YOUR ASSIGNMENT | Please set down the data word for word; images do not go in the copy.

▼

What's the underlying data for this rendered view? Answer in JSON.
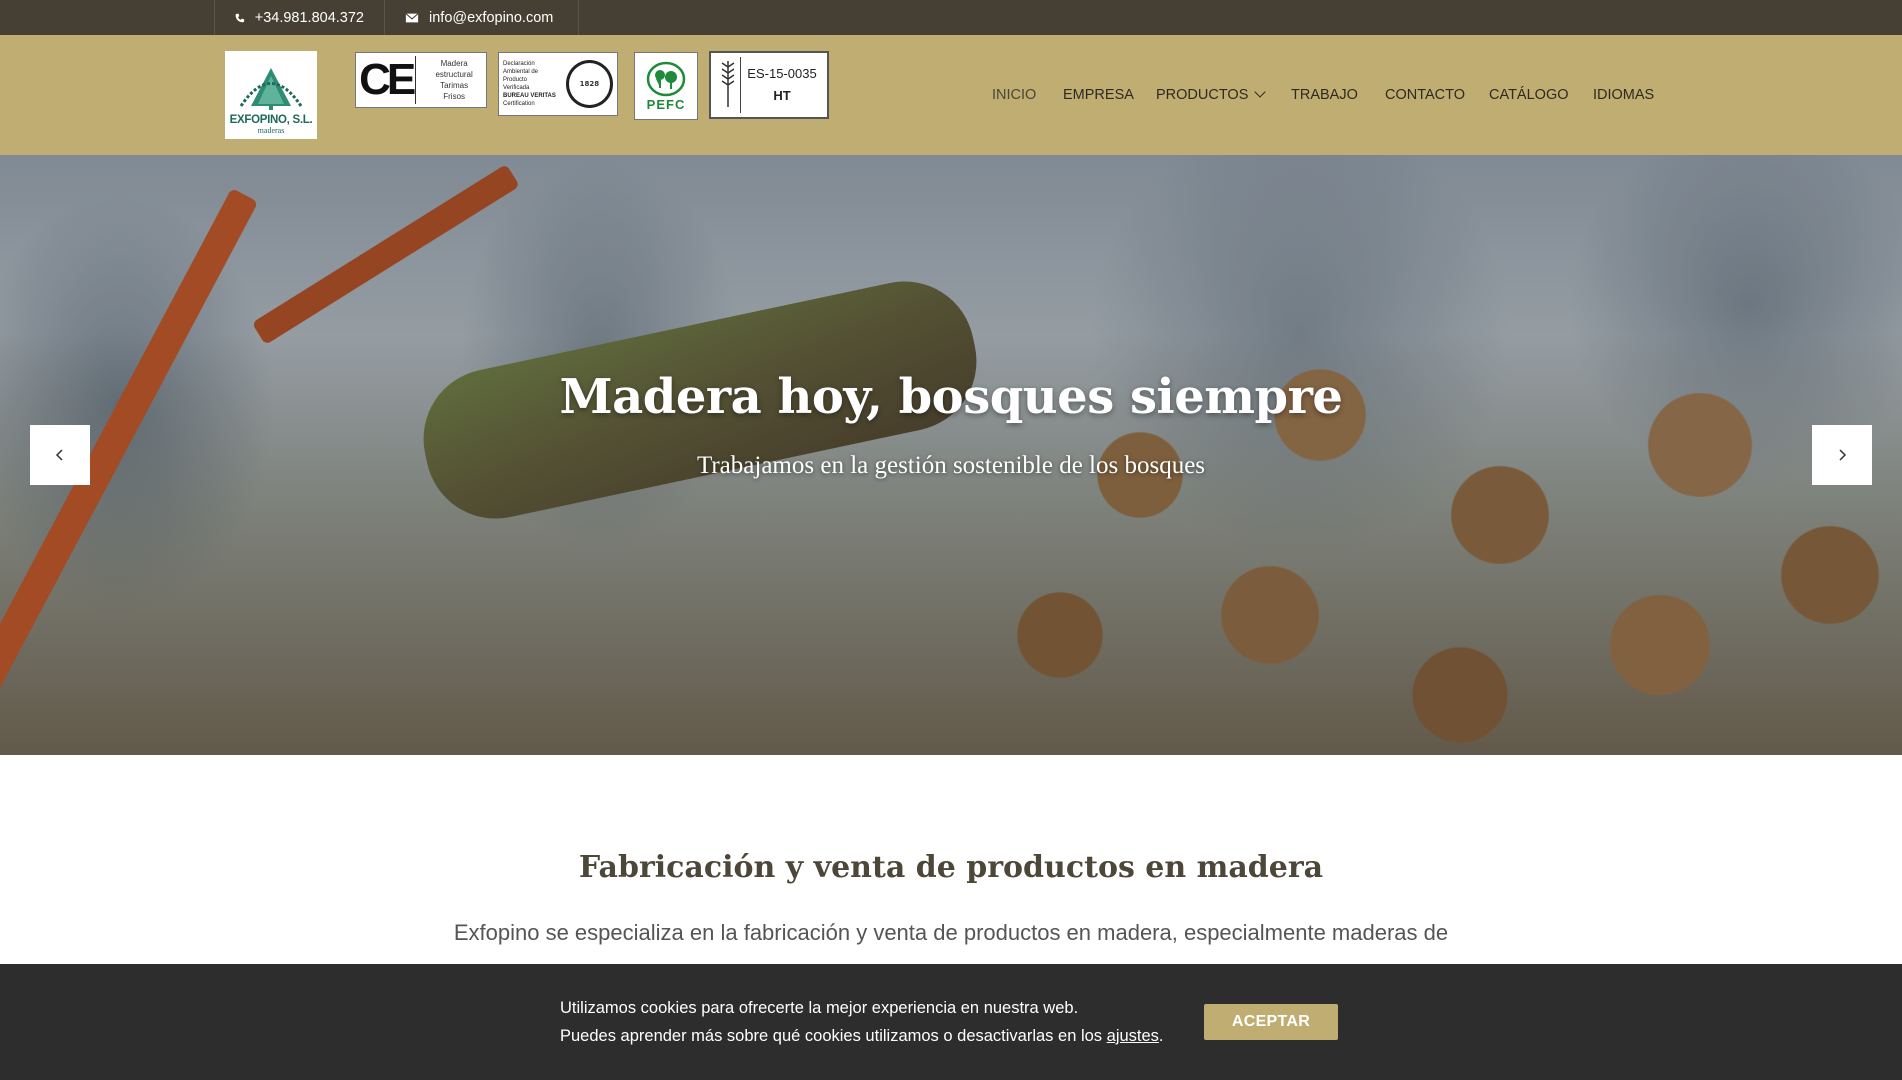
{
  "topbar": {
    "phone": "+34.981.804.372",
    "email": "info@exfopino.com"
  },
  "logo": {
    "name": "EXFOPINO, S.L.",
    "sub": "maderas"
  },
  "certifications": {
    "ce": {
      "mark": "CE",
      "line1": "Madera estructural",
      "line2": "Tarimas",
      "line3": "Frisos"
    },
    "bureau_veritas": {
      "line1": "Declaración",
      "line2": "Ambiental de Producto",
      "line3": "Verificada",
      "line4": "BUREAU VERITAS",
      "line5": "Certification",
      "seal": "1828"
    },
    "pefc": {
      "label": "PEFC"
    },
    "ippc": {
      "code": "ES-15-0035",
      "treatment": "HT",
      "side": "IPPC"
    }
  },
  "nav": {
    "items": [
      {
        "label": "INICIO"
      },
      {
        "label": "EMPRESA"
      },
      {
        "label": "PRODUCTOS"
      },
      {
        "label": "TRABAJO"
      },
      {
        "label": "CONTACTO"
      },
      {
        "label": "CATÁLOGO"
      },
      {
        "label": "IDIOMAS"
      }
    ]
  },
  "hero": {
    "title": "Madera hoy, bosques siempre",
    "subtitle": "Trabajamos en la gestión sostenible de los bosques"
  },
  "content": {
    "title": "Fabricación y venta de productos en madera",
    "text": "Exfopino se especializa en la fabricación y venta de productos en madera, especialmente maderas de"
  },
  "cookie": {
    "line1": "Utilizamos cookies para ofrecerte la mejor experiencia en nuestra web.",
    "line2_prefix": "Puedes aprender más sobre qué cookies utilizamos o desactivarlas en los",
    "link": "ajustes",
    "line2_suffix": ".",
    "accept": "ACEPTAR"
  },
  "colors": {
    "topbar": "#463f33",
    "header": "#c0ad72",
    "accent": "#c0ad72",
    "cookie_bg": "#2d2d2d"
  }
}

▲

EXPECTED OUTPUT |
What's the underlying data for this rendered view? Answer in JSON.
{
  "topbar": {
    "phone": "+34.981.804.372",
    "email": "info@exfopino.com"
  },
  "logo": {
    "name": "EXFOPINO, S.L.",
    "sub": "maderas"
  },
  "certifications": {
    "ce": {
      "mark": "CE",
      "line1": "Madera estructural",
      "line2": "Tarimas",
      "line3": "Frisos"
    },
    "bureau_veritas": {
      "line1": "Declaración",
      "line2": "Ambiental de Producto",
      "line3": "Verificada",
      "line4": "BUREAU VERITAS",
      "line5": "Certification",
      "seal": "1828"
    },
    "pefc": {
      "label": "PEFC"
    },
    "ippc": {
      "code": "ES-15-0035",
      "treatment": "HT",
      "side": "IPPC"
    }
  },
  "nav": {
    "items": [
      {
        "label": "INICIO"
      },
      {
        "label": "EMPRESA"
      },
      {
        "label": "PRODUCTOS"
      },
      {
        "label": "TRABAJO"
      },
      {
        "label": "CONTACTO"
      },
      {
        "label": "CATÁLOGO"
      },
      {
        "label": "IDIOMAS"
      }
    ]
  },
  "hero": {
    "title": "Madera hoy, bosques siempre",
    "subtitle": "Trabajamos en la gestión sostenible de los bosques"
  },
  "content": {
    "title": "Fabricación y venta de productos en madera",
    "text": "Exfopino se especializa en la fabricación y venta de productos en madera, especialmente maderas de"
  },
  "cookie": {
    "line1": "Utilizamos cookies para ofrecerte la mejor experiencia en nuestra web.",
    "line2_prefix": "Puedes aprender más sobre qué cookies utilizamos o desactivarlas en los",
    "link": "ajustes",
    "line2_suffix": ".",
    "accept": "ACEPTAR"
  },
  "colors": {
    "topbar": "#463f33",
    "header": "#c0ad72",
    "accent": "#c0ad72",
    "cookie_bg": "#2d2d2d"
  }
}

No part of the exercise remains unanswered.